Census shows exotic sea life; helps study BP spill
* Thousands of new marine species found in 10-year census
* Benchmark to help assess climate change, BP oil spill
* Many fish, other marine species, dodge census takers
By Alister Doyle, Environment Correspondent
OSLO, Oct 4 (Reuters) - Scientists completed a 10-year census of marine life on Monday after finding thousands of exotic new species in a project that will help assess threats to the oceans ranging from climate change to BP's (BP.L: Quote) oil spill.
The $650 million international census, by 2,700 experts in 80 nations, discovered creatures such as a hairy-clawed "yeti crab", luminous fish in the sunless depths, a shrimp thought extinct in Jurassic times and a 7-metre (23 ft) long squid.
But the project (www.coml.org), which reckoned most types of creatures dodged the census and were still to be found, also documented overfishing of cod or tuna, hazards from oil and other pollution and impacts of global warming.
"The news about the oceans is both very good and very bad," said Paul Snelgrove, of Memorial University in Canada, who compiled the final report of a census that found more life than expected from the Arctic Ocean to volcanic vents on the seabed.

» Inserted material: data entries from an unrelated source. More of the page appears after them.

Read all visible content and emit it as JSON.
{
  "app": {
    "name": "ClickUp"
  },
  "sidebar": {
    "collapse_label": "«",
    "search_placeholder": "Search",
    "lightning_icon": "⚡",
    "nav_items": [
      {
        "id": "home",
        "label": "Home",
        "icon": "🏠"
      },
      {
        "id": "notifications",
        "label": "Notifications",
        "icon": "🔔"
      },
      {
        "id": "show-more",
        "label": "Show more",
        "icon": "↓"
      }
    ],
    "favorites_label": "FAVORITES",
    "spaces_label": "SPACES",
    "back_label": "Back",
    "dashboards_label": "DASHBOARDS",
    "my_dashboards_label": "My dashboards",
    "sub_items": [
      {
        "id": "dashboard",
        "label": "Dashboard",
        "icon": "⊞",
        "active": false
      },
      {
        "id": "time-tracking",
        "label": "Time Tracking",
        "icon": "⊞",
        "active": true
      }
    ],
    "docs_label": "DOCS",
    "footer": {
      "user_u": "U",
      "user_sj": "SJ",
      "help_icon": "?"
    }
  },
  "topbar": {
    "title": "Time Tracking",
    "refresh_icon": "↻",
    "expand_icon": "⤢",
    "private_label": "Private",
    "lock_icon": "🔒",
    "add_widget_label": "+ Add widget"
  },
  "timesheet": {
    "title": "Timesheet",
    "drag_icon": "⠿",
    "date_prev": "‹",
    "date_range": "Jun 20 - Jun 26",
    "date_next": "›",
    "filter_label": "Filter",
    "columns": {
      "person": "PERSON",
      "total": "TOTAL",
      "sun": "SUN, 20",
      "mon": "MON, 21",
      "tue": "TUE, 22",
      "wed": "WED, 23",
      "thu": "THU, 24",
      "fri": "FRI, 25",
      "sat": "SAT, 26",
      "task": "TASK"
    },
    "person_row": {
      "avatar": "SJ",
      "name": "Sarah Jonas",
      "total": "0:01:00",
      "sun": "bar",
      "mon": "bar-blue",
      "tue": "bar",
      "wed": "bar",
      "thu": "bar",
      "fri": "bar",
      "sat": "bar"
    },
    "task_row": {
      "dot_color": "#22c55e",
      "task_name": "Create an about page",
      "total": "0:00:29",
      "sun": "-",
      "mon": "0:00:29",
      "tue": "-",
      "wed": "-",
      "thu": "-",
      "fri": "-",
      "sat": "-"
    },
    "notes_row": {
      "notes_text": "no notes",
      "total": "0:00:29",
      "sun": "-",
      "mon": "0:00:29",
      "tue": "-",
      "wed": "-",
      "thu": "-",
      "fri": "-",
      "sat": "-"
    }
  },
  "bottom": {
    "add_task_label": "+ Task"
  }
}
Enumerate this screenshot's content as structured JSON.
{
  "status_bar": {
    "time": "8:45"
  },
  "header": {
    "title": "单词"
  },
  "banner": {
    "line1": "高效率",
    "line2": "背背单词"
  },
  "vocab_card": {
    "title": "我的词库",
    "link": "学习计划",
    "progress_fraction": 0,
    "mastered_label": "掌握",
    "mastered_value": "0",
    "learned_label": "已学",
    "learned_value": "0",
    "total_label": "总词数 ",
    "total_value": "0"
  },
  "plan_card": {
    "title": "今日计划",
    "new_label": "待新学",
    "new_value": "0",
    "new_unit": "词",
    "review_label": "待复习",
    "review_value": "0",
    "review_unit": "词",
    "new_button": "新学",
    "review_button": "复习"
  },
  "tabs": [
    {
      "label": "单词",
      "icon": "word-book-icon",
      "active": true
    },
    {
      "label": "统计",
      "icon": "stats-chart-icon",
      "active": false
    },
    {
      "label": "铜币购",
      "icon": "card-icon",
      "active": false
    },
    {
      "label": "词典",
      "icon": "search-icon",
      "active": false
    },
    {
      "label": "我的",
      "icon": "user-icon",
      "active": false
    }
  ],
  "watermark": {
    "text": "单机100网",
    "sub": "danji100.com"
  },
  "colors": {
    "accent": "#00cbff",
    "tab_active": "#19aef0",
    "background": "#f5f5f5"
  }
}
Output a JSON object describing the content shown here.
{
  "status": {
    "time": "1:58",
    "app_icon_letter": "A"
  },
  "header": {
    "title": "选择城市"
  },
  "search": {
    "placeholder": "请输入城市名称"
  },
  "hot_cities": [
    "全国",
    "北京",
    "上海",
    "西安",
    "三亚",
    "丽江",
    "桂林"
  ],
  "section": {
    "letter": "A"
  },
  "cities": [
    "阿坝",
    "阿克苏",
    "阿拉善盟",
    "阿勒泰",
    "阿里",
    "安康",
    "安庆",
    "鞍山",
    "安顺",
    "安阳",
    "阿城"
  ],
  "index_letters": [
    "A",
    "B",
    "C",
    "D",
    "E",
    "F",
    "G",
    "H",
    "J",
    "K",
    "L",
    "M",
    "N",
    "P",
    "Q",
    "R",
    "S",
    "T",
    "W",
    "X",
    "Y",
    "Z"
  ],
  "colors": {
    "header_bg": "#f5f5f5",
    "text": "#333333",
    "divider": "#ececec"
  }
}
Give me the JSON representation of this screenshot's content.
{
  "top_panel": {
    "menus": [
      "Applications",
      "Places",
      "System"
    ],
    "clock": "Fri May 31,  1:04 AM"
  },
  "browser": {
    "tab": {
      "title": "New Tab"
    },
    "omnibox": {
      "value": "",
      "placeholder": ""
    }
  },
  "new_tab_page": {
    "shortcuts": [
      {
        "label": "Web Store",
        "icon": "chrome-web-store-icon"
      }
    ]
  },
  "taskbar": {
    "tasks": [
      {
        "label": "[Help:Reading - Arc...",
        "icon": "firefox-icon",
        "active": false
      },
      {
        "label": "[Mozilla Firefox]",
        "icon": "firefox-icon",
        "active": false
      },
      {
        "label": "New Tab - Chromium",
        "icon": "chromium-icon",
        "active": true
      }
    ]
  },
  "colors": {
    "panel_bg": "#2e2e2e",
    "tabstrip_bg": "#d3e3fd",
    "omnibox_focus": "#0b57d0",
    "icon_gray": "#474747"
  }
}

It raised the estimate of known marine animals and plants bigger than microbes, from worms to blue whales, to nearly 250,000 from 230,000. And it estimated that far more, or 750,000 other species, were still to be found. Continued...